Chapter 7 (14th)
The Road to Revolution
1. The Deep Roots of Revolution
1. And, those American colonists were growing independent.
1. The Americans felt separated from England; they felt as though they were the cutting edge of the British Empire. 2. The Americans were developing their own brand of politics. 1. The Americans were embracing republicanism, that is a society where citizens elect representatives to govern for them. 2. The "radical Whigs" of England influenced American thinking. They criticized how the king would appoint relatives to positions, accept bribes, or such corruption. These were a threat to liberty. 2. Mercantilism and Colonial Grievances .
1. Mercantilism-nation's wealth/power measured by treasury of gold /silver. 2. Thus, gold was sought after either by (a) finding or digging it, (b) stealing or winning it, or (c) earning it by exporting more than importing (by obtaining a "favorable balance of trade"). 3. This setup meant America was being used for England's benefit in the form of ships, naval stores, lumber, tobacco, sugar, etc. 4. Mercantilism placed restrictions on economic activity.
1. Navigation Laws-first passed 1650, rules carry out mercantilism. 1. only be shipped on British ships (the Americans would rather go with the cheapest shipper, like the Dutch). 2. Privy Council in Britain could void American laws. Although it was ruled rather sparingly (only 469 times out of 8,563 laws), the principle bothered the Americans. 3. The Merits and Menace of Mercantilism
1. The merits of mercantilism…
1. The Navigation Laws were despised by Americans but weren't enforced (until 1763). This non-enforcement was called "salutary neglect" and effectively let the Americans do their own thing for a century. 1. Salutary neglect was the result of wide geography, British apathy, and American smuggling. John Hancock made a fortune and was called the "King of Smugglers." 2. Tobacco merchants were restricted to selling within the British Empire, but they did have a monopoly there. 3. The Americans enjoyed free protection of powerful British Army and Navy. 2. The menace of mercantilism…

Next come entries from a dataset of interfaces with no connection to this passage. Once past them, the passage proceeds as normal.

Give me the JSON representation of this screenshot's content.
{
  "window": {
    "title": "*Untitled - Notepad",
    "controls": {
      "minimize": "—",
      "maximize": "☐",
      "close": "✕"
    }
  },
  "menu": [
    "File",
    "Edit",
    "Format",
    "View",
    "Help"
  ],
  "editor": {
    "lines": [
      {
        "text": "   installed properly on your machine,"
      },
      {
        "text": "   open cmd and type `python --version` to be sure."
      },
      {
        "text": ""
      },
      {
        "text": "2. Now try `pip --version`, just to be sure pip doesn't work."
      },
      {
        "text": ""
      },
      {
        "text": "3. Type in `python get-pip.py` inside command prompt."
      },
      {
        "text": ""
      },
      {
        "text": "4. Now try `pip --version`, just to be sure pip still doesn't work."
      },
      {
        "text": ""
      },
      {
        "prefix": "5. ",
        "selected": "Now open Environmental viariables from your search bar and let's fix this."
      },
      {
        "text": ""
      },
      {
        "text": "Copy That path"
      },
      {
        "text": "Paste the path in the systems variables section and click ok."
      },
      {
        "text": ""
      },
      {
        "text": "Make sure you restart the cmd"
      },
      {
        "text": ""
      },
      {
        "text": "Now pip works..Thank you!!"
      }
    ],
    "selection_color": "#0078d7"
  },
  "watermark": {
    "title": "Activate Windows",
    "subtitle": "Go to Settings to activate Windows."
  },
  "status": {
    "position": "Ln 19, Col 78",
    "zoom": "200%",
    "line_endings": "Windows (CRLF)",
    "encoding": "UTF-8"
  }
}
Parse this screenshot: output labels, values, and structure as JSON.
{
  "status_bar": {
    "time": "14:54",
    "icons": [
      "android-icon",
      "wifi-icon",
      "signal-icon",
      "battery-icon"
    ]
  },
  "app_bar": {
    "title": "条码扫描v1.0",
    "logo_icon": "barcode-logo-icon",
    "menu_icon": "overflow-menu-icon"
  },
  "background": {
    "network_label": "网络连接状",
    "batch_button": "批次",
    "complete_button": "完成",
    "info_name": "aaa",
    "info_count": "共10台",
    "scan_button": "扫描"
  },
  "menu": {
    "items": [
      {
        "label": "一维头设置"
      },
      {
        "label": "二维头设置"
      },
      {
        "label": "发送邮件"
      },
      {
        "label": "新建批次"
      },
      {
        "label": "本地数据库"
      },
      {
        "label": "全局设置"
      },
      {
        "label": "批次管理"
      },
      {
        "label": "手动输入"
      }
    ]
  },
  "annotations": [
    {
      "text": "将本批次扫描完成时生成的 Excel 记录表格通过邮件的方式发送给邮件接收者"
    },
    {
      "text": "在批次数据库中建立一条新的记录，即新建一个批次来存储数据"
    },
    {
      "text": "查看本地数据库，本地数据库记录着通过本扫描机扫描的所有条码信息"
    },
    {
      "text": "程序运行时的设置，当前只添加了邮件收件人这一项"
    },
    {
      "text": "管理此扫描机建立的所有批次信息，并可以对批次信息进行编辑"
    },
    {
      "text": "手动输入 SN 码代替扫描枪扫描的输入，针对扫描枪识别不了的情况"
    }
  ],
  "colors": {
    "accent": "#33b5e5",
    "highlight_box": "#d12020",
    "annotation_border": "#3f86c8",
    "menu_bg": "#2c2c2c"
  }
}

1. Mercantilism hindered America's economic growth. Worse, it was to keep America in a state perpetually subordinate to England. 2. The Americans felt exploited and humiliated by the system, unable to come of age as a people. 3. Teddy Roosevelt later commented that revolution broke out because Britain failed to recognize an emerging nation when it saw one. 4. The Stamp Tax Uproar
1. In 1763, with the Seven Years' War over (French and Indian War), Britain had the largest debt in the world. 1/2 of the debt came via the wars in America. 1. Prime Minister George Grenville suggested enforcement of the much-ignored Navigation Acts. 2. Sugar Act (1764), a tax on sugar. This was the first tax on Americans for raising revenue. Americans protested, the tax was lowered, and things calmed. 3. Quartering Act (1765) required colonists to provide food and quarter for British troops. 4. Stamp Act
1. required using either stamped paper or affixing a stamp that showed payment of the tax. 1. The stamp was required on nearly everything paper, from legal documents down to newspapers and playing cards. 2. it was the principle of these acts that irked the colonists, more so than the acts themselves.
1. Local government/rule seemed under attack.
2. The Sugar and Stamp Acts would be tried in admiralty courts (courts set up and run by England). In these courts, defendants were guilty until proven innocent and there were no trials by a jury of peers. 3. Notion "taxation without representation" arose.
1. Grenville dismissed "taxation without representation" and said the colonists actually were represented via "virtual representation," figuring Parliament represents the British Empire, to which America is a member, and therefore America is represented in Parliament. 2. The Americans weren't convinced by this...
Please join StudyMode to read the full document